                                                                                                You need the book. While looking through it for the recipe I took another look at his tart au citron....hmmm I have some Meyer Lemons. That may be a project for tomorrow and won't be so involved.


                                                                                                1. re: Candy

                                                                                                  Thanks - I'll see if I can get it from the library - the dish would be a nice birthday gift for him.

                                                                                            2. Any food is the messiest food for me to cook. I am a cooking slob. Don't know what it is, but everything gets all over. Luckily for me, my fiance is the felix unger of the kitchen so he is always two steps behind me cleaning up my mess--at times it can get annoying and at other times just downright commical!

                                                                                              1. Another way to look at the OP's question:

                                                                                                Poutine: it mean's a mess in Quebecois French.

                                                                                                1 Reply
                                                                                                1. re: bigfellow

                                                                                                  Poutine...h-m-m-m, this is one dish I think it is better NOT to know how to cook...it is better for both arteries and waist-line to pretend you can only buy it when visiting Quebec...and then live as far away as possible!

                                                                                                  I absolutely adore poutine, but it is lethal!

                                                                                                2. I'm going to have to say sushi. Whenever I make sushi at home I find sushi rice everywhere. The blasted stuff is stuck on my socks etc.

                                                                                                  1 Reply
                                                                                                  1. re: salsailsa

                                                                                                    It's not you.Rice has teeth,only explanation for finding it around.NO MATTER how carefully
                                                                                                    you handle it.I chews it's way out of all sundry of containers and runs.The gospel according to a 7 year old 40years ago.
                                                                                                    The sushi mess is just practice and cold wet hands.

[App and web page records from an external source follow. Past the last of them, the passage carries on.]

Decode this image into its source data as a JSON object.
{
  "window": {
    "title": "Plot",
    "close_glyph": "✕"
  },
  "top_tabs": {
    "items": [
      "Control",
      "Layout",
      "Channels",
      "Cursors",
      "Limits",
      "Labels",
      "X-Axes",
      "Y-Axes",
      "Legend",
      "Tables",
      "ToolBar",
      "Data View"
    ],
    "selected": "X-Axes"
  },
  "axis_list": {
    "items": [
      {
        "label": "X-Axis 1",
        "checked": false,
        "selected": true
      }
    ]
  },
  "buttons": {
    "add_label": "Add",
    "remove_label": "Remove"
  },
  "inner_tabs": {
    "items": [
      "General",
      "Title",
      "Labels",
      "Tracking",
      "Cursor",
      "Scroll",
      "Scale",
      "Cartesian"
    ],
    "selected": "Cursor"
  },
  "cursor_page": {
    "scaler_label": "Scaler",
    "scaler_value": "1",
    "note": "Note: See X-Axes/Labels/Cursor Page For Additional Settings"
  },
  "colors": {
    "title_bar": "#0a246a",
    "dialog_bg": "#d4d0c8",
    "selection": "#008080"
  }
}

                                                                                                  2. I'm going to add chocolate to the list. Melted chocolate will find itself into any imaginable corner if you temper and then make little candies or truffles. Incredibly fun to get your hands messy with it, so its a pleasant messy.